Decline of the Dairy State
Walker’s policies may help depopulate farms. How will cities be affected?
Recently released US Census population estimates show that rural Wisconsin is continuing to lose population. A majority of Wisconsin’s counties — 40 out of 72 — lost residents between 2010 and 2013. This loss was heavily concentrated in the most rural counties. The average 2013 population of counties losing population was about 37,000 while the gainers had 130,000 people on average. (Several counties with mid-sized urban areas are also losing population, notably Racine and Sheboygan.)
Adams County is an example of this trend. Out of a population of about 21,000 it lost 400 residents in three years. If this trend continues, Wisconsin will see increasing population in its largest urban areas surrounded by shrinking rural populations.
A similar trend has been noted in many parts of the U.S. In part, this reflects the increasing advantage cities enjoy in fostering innovation and entrepreneurship. But bad government policy also contributes.
A recent article in the Milwaukee Journal Sentinel describes opposition in Adams County to a proposed dairy farm with 3,100 heifers. Because of its size, this operation is considered a concentrated animal feeding operation or CAFO. The opposition centers around the operation’s potential for water pollution and odors. Neighbors’ concerns are not helped by the operator’s very poor record when he ran a feed lot on the site. Nor are they reassured by plans for another CAFO with 4,500 cattle a half mile away.
Because CAFOs concentrate a very large number of animals in a confined space they present far more challenging water pollution and odor issues than the typical Wisconsin dairy farm of a hundred animals. These so-called “factory farms” are increasingly controversial because of their impact on animal welfare, public health, impact on rural communities, and the quality of food for humans, in addition to their environmental impact. (The Pew Commission on Industrial Farm Animal Production offers a thoughtful discussion of these issues.)
Despite these concerns CAFOs have been growing, both in Wisconsin and nationally, because they offer higher productivity. The upside of higher productivity is that it helps reduce prices. The downside is that, by definition, it decreases labor demand. This is particularly true if, as with milk, demand for the end product is decreasing. And less labor means fewer people on farms. According to an article in the Wisconsin State Journal, Wisconsin has been losing dairy farms at an average rate of 470 per year over the past decade.

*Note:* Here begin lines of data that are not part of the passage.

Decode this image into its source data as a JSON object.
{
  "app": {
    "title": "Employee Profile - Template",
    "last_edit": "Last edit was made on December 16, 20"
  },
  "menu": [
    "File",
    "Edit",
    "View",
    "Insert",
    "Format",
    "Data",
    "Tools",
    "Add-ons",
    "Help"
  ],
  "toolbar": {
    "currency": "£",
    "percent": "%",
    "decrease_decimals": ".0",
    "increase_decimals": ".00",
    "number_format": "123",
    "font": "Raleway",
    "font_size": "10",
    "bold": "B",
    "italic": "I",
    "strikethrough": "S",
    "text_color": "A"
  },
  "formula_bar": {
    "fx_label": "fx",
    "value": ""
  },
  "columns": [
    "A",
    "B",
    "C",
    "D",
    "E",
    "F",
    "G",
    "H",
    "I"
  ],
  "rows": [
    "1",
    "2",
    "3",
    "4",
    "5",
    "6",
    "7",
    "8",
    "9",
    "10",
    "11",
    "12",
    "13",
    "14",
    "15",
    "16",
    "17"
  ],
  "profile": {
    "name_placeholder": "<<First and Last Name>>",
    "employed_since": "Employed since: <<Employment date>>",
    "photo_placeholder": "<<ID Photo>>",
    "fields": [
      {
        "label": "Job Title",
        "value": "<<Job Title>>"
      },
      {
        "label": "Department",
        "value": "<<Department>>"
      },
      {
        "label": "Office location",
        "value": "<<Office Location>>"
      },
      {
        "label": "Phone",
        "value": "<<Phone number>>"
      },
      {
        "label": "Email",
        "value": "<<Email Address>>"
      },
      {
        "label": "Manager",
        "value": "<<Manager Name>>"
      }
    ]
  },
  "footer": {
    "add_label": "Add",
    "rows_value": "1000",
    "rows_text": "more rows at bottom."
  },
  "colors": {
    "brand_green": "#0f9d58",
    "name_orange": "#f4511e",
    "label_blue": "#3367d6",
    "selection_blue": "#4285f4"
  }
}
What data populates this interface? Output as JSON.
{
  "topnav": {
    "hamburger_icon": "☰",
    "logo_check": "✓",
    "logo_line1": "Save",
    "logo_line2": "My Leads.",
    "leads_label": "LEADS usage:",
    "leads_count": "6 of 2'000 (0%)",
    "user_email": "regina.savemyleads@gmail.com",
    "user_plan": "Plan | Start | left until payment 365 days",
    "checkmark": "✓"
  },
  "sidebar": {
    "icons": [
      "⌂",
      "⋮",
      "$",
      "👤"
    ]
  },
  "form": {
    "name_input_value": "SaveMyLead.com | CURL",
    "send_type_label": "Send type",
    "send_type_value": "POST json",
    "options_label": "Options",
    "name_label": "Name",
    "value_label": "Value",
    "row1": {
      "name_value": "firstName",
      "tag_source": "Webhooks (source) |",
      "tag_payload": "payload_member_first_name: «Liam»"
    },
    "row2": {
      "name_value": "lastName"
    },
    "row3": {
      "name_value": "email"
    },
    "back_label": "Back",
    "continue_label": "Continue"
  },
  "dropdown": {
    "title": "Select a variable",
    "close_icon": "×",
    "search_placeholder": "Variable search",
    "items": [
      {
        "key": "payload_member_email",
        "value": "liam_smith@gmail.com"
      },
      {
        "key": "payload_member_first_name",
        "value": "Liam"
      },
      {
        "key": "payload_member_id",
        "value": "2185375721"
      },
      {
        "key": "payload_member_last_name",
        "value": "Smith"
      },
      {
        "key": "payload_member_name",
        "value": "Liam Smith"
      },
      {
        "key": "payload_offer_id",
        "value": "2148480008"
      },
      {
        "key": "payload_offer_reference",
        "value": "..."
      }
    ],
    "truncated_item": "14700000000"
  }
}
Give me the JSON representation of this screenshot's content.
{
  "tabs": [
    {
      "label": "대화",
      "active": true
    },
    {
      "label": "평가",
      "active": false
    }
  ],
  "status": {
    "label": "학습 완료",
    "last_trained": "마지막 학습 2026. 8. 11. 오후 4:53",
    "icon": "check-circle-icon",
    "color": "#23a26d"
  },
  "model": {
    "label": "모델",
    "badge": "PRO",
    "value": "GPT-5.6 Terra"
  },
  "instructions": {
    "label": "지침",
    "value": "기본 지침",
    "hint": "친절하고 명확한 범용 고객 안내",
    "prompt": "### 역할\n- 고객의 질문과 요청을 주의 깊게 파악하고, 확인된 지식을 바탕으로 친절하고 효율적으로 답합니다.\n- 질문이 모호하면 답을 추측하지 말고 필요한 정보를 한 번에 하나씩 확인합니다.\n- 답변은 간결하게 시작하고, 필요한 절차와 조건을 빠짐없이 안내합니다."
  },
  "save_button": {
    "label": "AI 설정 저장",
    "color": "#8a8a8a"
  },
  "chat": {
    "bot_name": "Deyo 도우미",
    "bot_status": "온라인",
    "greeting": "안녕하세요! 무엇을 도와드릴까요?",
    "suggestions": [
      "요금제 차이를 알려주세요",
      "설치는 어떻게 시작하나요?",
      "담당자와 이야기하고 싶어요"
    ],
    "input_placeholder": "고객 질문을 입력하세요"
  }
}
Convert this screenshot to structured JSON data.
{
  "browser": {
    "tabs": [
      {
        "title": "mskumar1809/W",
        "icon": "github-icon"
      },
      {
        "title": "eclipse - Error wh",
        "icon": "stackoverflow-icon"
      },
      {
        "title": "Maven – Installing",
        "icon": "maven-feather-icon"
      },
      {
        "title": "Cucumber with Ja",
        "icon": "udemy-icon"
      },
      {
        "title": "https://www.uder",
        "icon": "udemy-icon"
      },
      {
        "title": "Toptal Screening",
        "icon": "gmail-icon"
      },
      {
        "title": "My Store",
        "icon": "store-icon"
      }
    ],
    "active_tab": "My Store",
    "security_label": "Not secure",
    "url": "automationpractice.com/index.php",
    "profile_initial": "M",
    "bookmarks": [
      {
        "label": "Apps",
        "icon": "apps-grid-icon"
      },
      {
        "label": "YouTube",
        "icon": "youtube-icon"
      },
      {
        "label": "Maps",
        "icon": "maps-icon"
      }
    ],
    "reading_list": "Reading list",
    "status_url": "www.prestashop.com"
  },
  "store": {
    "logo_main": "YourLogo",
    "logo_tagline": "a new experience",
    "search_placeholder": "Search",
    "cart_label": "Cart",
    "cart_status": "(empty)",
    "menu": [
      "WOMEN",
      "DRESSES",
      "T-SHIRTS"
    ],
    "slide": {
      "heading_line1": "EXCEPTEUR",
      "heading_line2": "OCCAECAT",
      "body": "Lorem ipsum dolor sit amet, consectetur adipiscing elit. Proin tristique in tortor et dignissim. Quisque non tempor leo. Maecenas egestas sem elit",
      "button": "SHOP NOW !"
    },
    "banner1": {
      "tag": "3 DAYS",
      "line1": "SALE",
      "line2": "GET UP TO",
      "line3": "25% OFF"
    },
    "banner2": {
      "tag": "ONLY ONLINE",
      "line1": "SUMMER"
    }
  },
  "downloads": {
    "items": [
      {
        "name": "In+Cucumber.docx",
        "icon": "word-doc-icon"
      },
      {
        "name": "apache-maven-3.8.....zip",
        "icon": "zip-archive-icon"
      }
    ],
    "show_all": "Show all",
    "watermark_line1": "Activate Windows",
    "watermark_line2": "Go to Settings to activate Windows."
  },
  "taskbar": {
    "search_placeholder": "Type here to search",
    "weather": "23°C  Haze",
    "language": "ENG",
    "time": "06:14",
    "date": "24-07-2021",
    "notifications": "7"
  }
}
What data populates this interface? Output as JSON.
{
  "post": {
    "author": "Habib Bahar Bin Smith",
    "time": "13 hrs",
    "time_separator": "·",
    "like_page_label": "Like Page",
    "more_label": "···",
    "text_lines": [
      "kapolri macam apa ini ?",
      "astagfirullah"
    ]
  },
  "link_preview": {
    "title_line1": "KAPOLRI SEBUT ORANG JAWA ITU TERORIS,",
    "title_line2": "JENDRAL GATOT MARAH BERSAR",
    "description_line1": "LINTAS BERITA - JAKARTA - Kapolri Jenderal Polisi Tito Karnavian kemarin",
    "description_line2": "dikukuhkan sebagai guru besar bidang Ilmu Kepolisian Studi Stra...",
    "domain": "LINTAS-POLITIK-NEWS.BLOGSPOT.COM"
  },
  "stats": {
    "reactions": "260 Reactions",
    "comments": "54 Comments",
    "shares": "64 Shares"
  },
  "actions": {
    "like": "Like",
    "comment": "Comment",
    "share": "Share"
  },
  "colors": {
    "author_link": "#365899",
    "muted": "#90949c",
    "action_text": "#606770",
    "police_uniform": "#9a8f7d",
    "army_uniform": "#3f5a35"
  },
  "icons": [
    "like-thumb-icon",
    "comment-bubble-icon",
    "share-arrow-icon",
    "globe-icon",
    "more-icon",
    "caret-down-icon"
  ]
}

Although there are many possible contributors to the depopulation of Wisconsin’s rural counties, the rapid expansion of CAFOs is certainly a factor. Fewer farmers means fewer people in rural counties and that, in turn, means fewer customers for local businesses.
The growth of CAFOs also runs counter to certain trends in urban areas, including the growing interest in purchasing more natural and unique products, in knowing more about food sources, and in humane treatment of farm animals.
Faced with declining demand, a business like dairy farming can consider two very divergent strategies. One would concentrate on further reducing costs. The other would find ways to add value for the customer. The present race for governor presents an opportunity to compare the costs and benefits of the two strategies.
Gov. Scott Walker campaigned as an advocate of the first route, strongly supporting CAFOs. On his campaign website four years ago, he promised to speed up the permitting process:
My administration will support legislation to require state agencies to review permit applications within 60 days of receipt. If the application is not approved or denied by the state agency within 180 days of receipt, the application will be presumed approved.
He also supported legislation to make challenges to CAFOs more difficult:
I support improvements to Wisconsin’s “Right to Farm” law so that farmers can devote their time and energy to the crops and livestock that our families depend on. (These statements have since been removed from his website.)
These sentiments are very much in sync with the cost leadership strategy of economic development: drive down costs and get rid of government regulations. In the case of CAFOs, it also increases environmental costs and likely contributes to the trends of rural depopulation.
A differentiation strategy would concentrate on finding ways to offer a unique value to the customer, ideally something that’s hard for competitors to copy. In recent decades, for instance, Wisconsin moved away from being the leader in the quantity of cheese created and has become the leader in quality, creating award-winning, artisanal cheeses that are unique to this state. (Some of the gourmet restaurants in Milwaukee and Madison serve these cheeses.) Expanding organic farming would be another example of differentiation.
In her economic plan, Democratic gubernatorial candidate Mary Burke takes quite a different tack than Walker. She devotes several paragraphs to Wisconsin’s rural areas. Rather than concentrating on reducing costs and regulations, she emphasizes better serving markets and increasing the market value of farm products. These proposals include helping farmers meet the growing demand for organic foods and building food hubs connecting farmers to consumers. This approach would tend to increase the demand for labor in rural counties, counteracting rural depopulation. It is but one example of how the economic policies of Walker and Burke differ, something I’ll have more to say about in a future column.